The fascinating story of Charlotte von Mahlsdorf

In pre-WW II Germany, there was not a lot of space for trans people. In fact, the name hadn’t been invented.

They were known as a form of transvestite (cross dresser). For a young trans woman to survive the Nazi regime, then in East Berlin to cope with the German Communist secret police (called ‘the Stasi’), was a remarkable feat.  

And, yet, that is what Charlotte von Mahlsdorf, born Lothar Berfelde, did. 

“I Am My Own Wife” is Doug Wright’s Pulitzer Prize-winning play about Charlotte and her life.  Based on his own interviews with her, and brought to Broadway after her death in 2002, the play has won every major award available to an American Drama.  It ran at Lyric on the Plaza from March 29 through April 9.

Directed by Michael Baron, Lyric’s Artistic Director, “I Am My Own Wife” is an intimate window into a broad and complicated life. This woman had to negotiate, usually on her own, a life under regimes that were motivated in their persecution of ‘otherness’ — and Charlotte is exuberantly ‘other.’

There are more than 30 characters in the play, including Charlotte’s lesbian aunt and the SS officers who threatened her in her youth and the lover she (perhaps reluctantly) turned over to the Stasi for smuggling, and Wright himself. All of these characters are played by one actor.

Matthew Alvin Brown is a very well-respected Oklahoma City actor; his list of credits is long and substantial. This play, however, is a challenge. It’s two hours long, and every single word comes from just one mouth. The actor must convey, without change of costume and without any special effects, the human reality of over 30 people. He must make them real to Charlotte, who tells this story, so they can be real to us. 

Using the old-fashioned museum-style set, designed by Katie Sullivan, as a resource for triggering and explaining memories, Brown let us inside the life and memories of a woman assigned male at birth who killed her abusive father, was sent to reform school, was threatened by Nazi storm troopers, ran a gay (LGBTQ) club in Communist East Berlin, was recruited by the secret police (Stasi), and was eventually awarded Germany’s highest civilian honor for running an unlicensed museum. 

This is an incredibly demanding play; Brown has the job of portraying all of the people Charlotte remembers and keeping the audience engaged for the whole two hours of the play. In the hands of a less-talented actor or director, the play could be a dull evening of “talking head” drama. To really function as a piece of dramatic art, it needs the whole focus of the one actor for the whole time as many people filtered through one mind. 

Brown rose to the challenge with subtlety and craft. Using accent, posture, stride, gesture, expression — every element an actor has available to him — he painted the huge palette of Charlotte’s remembered life across the stage at Lyric. He leaves us with questions: Was she in league with the Stasi? Or did she go along with them the way everyone did, to save themselves from arrest and persecution? Was she living in the von Mahlsdorf manor, the side of her museum of late 19th century culture, with permission, or was she squatting there and no one cared enough to evict her? Did she self-promote out of ego, or to preserve the relics of past German glory, and are those different? 

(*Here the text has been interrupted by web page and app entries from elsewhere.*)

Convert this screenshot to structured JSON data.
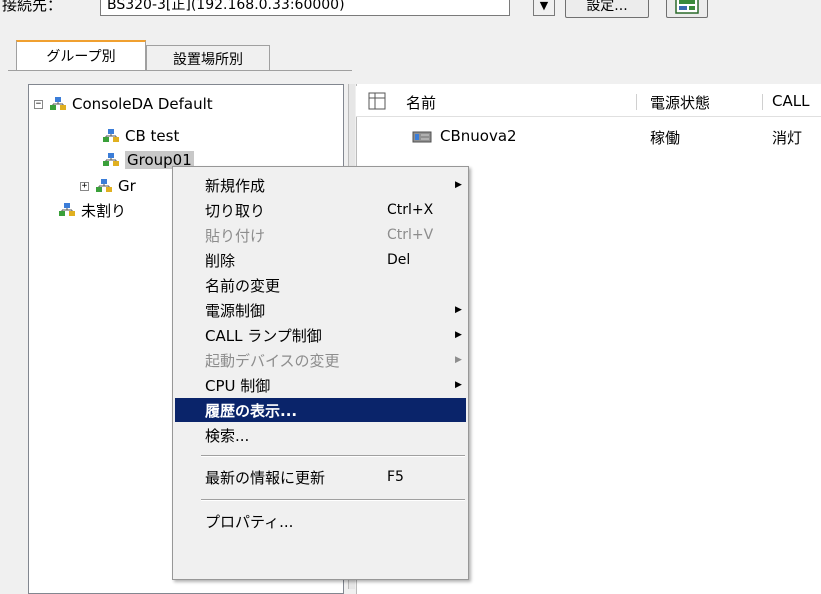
{
  "connection": {
    "label": "接続先：",
    "value": "BS320-3[正](192.168.0.33:60000)",
    "settings_label": "設定..."
  },
  "tabs": [
    {
      "label": "グループ別"
    },
    {
      "label": "設置場所別"
    }
  ],
  "tree": {
    "root": "ConsoleDA Default",
    "items": [
      "CB test",
      "Group01",
      "Gr",
      "未割り"
    ]
  },
  "list": {
    "headers": [
      "名前",
      "電源状態",
      "CALL"
    ],
    "rows": [
      {
        "name": "CBnuova2",
        "power": "稼働",
        "call": "消灯"
      }
    ]
  },
  "context_menu": {
    "items": [
      {
        "label": "新規作成",
        "shortcut": "",
        "submenu": true,
        "disabled": false
      },
      {
        "label": "切り取り",
        "shortcut": "Ctrl+X",
        "submenu": false,
        "disabled": false
      },
      {
        "label": "貼り付け",
        "shortcut": "Ctrl+V",
        "submenu": false,
        "disabled": true
      },
      {
        "label": "削除",
        "shortcut": "Del",
        "submenu": false,
        "disabled": false
      },
      {
        "label": "名前の変更",
        "shortcut": "",
        "submenu": false,
        "disabled": false
      },
      {
        "label": "電源制御",
        "shortcut": "",
        "submenu": true,
        "disabled": false
      },
      {
        "label": "CALL ランプ制御",
        "shortcut": "",
        "submenu": true,
        "disabled": false
      },
      {
        "label": "起動デバイスの変更",
        "shortcut": "",
        "submenu": true,
        "disabled": true
      },
      {
        "label": "CPU 制御",
        "shortcut": "",
        "submenu": true,
        "disabled": false
      },
      {
        "label": "履歴の表示...",
        "shortcut": "",
        "submenu": false,
        "disabled": false,
        "highlighted": true
      },
      {
        "label": "検索...",
        "shortcut": "",
        "submenu": false,
        "disabled": false
      },
      {
        "label": "最新の情報に更新",
        "shortcut": "F5",
        "submenu": false,
        "disabled": false
      },
      {
        "label": "プロパティ...",
        "shortcut": "",
        "submenu": false,
        "disabled": false
      }
    ],
    "submenu_arrow": "▶"
  },
  "colors": {
    "highlight": "#0a246a",
    "tab_accent": "#f0a030"
  },
  "icons": {
    "tree_expander_minus": "⊟",
    "tree_expander_plus": "⊞",
    "dropdown": "▼"
  }
}
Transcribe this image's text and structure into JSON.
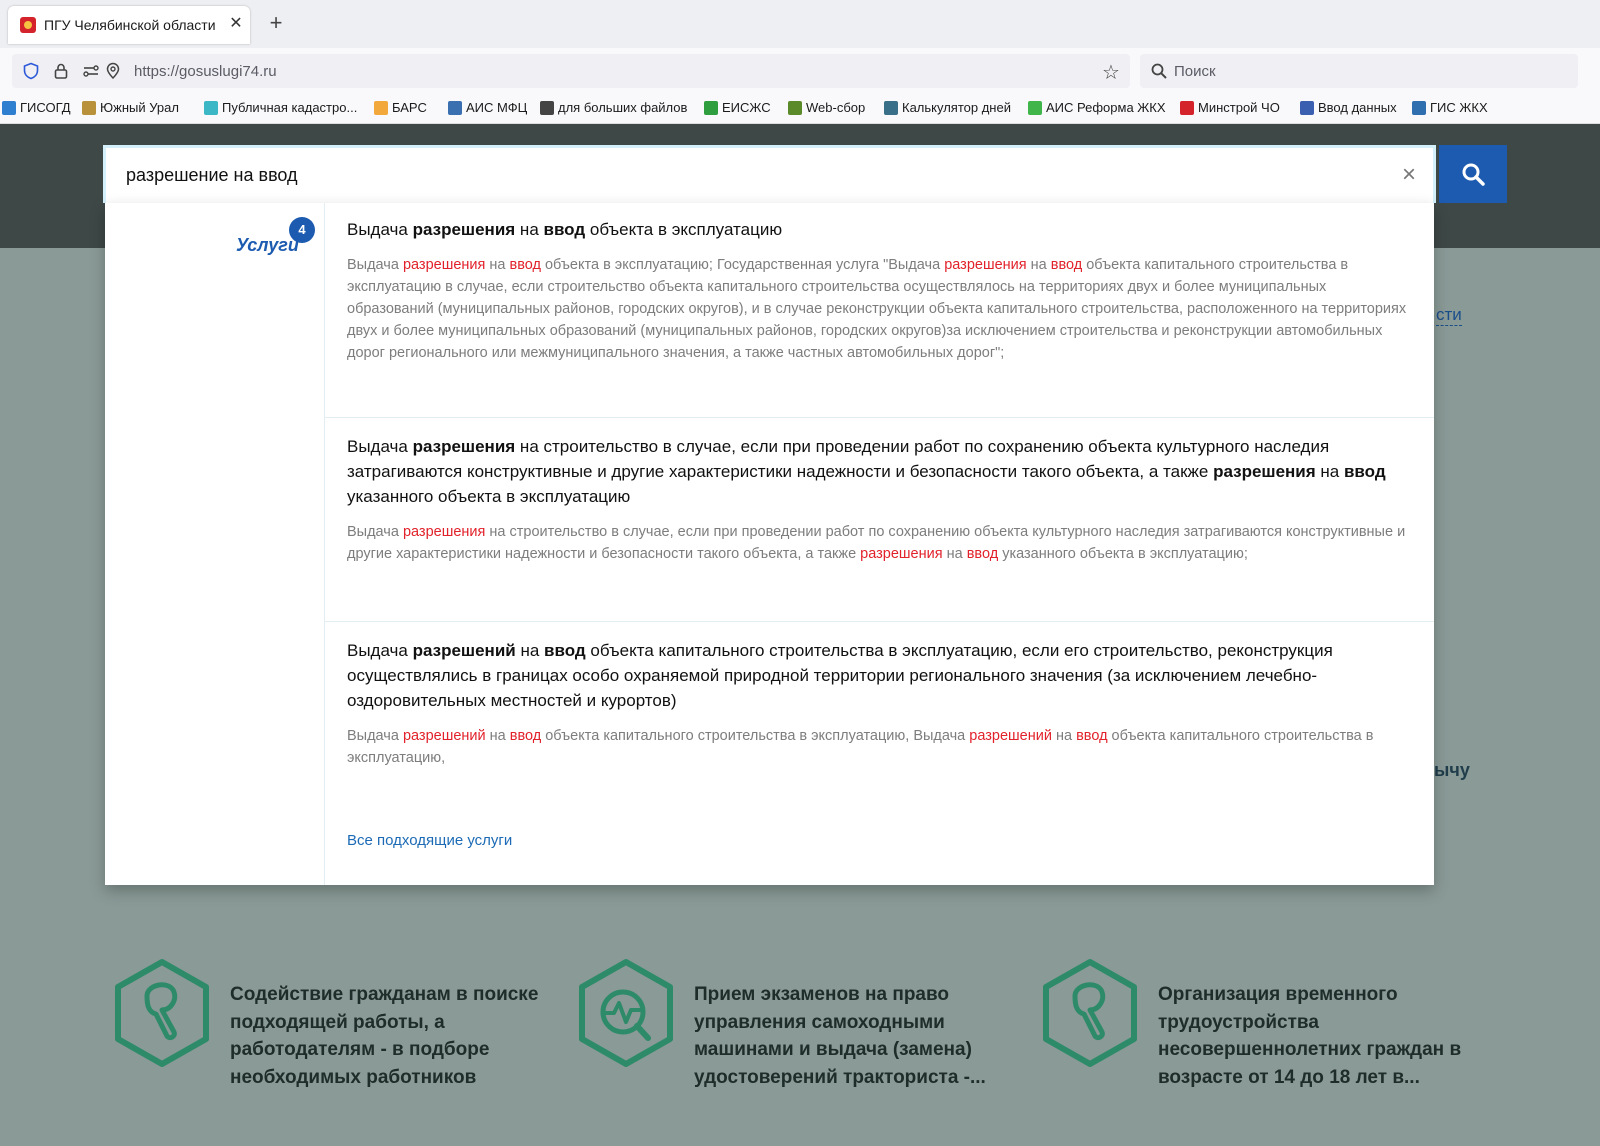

For those of you who saw the show, none of this is a surprise. For those who missed it, I am so sorry for your loss.